Moon believes that tourism can be a positive instrument for raising social and environmental awareness and promoting intercultural tolerance and understanding. We support and encourage responsible and sustainable travel.
Ethical Travel Guidelines
Plan ahead and prepare: Arriving with a sense of social, political, and environmental issues in your host country makes your travels more meaningful. Educate yourself about the regions’ geography, customs, manners, and cultures, and remember to respect local traditions and taboos.
Learn the language: Taking the time to learn basic courtesy phrases cultivates goodwill and enhances your knowledge of local culture.
Travel with an open mind: Each society has its own attitudes, traditions, and concepts of time that may be different from yours. Accepting this and adapting to a new culture can make the difference between an enjoyable visit and a frustrating one.
Minimize your environmental impact: Travel and camp on durable surfaces; Dispose of waste properly; Minimize campfire impacts; Respect wildlife; Travel in small, low-impact groups; Always follow designated trails. Do not disturb animals, plants or their natural habitats. Learn about and support local conservation programs and organizations working to preserve the environment.
Leave what you find: Take only photographs. Leave only footprints. The impact of one person may seem minimal, but the global effect of removing items from their native place can be decimating.
Support the local economy: Be aware of where your money is going by supporting locally owned businesses. To avoid buying products made from endangered plants or animals, see Know Before You Go at www.cbp.gov for the U.S. Customs list of restricted items.
Bargain fairly: Remember the economic realities of your new currency. When bargaining, do so with respect to the seller and decide on a mutually beneficial price. Doing so contributes to the local economy, while an unfair price may contribute to a region’s poverty.
Respect the privacy and dignity of others: Inquire before photographing people. Avoid giving gifts to children and don’t make promises to local residents that can’t be kept.
Involve communities: Instead of giving money to individuals, learn about community resources and how you can contribute. Tell people in your host community that their village/town/countryside and customs are beautiful. This will encourage them to feel proud of their culture and preserve it for future visitors.
This copyrighted information has been reprinted with permission from the Leave No Trace Center for Outdoor Ethics. For more information or materials, please visit www.LNT.org or call 303.442.8222.

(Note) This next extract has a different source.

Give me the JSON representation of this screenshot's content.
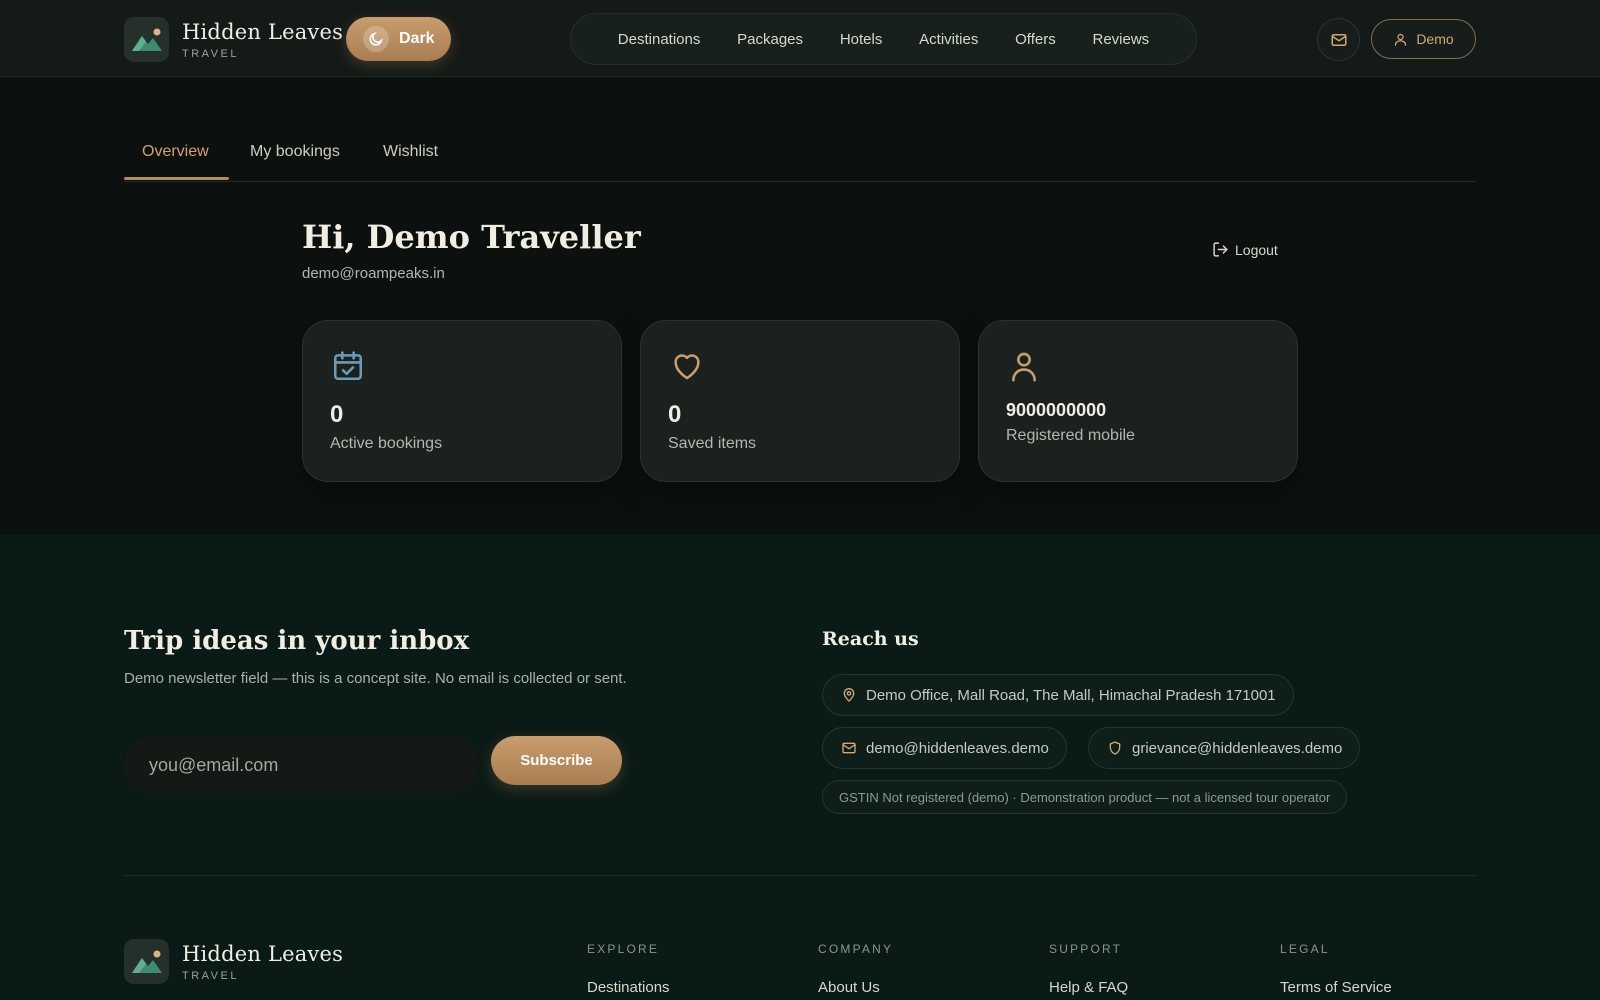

In addition to conscientious planning and traveling practices, many travelers are choosing to purchase carbon offsets as part of a comprehensive responsible travel strategy. We all have an impact on carbon emissions when we travel; it’s unavoidable. This impact is generally referred to as a “footprint.” The idea behind carbon offsets is to calculate your carbon footprint and purchase carbon offsets to help alleviate the short- and long-term impact of your footprint.
Each carbon offset represents the reduction of one metric ton of carbon dioxide or its equivalent in other greenhouse gases. Offset purchase funds are then used to reduce greenhouse gas emissions through funding renewable energy projects such as, wind, biomass, hydroelectric, and solar energy production, and by funding energy efficiency projects, forestry projects, and projects for the destruction of industrial pollutants, agricultural byproducts, and landfill methane.
There’s certainly some debate over whether or not the purchase of carbon offsets will reduce long-term carbon emissions, but supporting the development of renewable energy resources and greater energy efficiency is a positive step toward a greener planet.
To learn more about carbon offsets, check out Carbon Catalog and Clean Air-Cool Planet.
The following international non-profit carbon offset providers are highly regarded for their transparency practices and for the quality and scope of the projects they fund. Each provider listed here is independently audited and reports approximately 80% or more of all offset purchase monies go toward funding projects:
Carbonfund (United States)
Climate Trust (United States)
PURE (United Kingdom)
Sustainable Travel International (United States)
Mann, Mark. The Good Alternative Travel Guide, 2nd edition. Earthscan Publications: 2002.
McLaren, Deborah. Rethinking Tourism and Ecotravel, 2nd edition. Kumarian Press: 2003.
McGivney, Annette. Leave No Trace: A Guide to the New Wilderness Etiquette, 2nd edition. Mountaineers Books: 2003.
Leave No Trace
National Park Service
The International Ecotourism Society (TIES)
World Tourism Organization (WTO)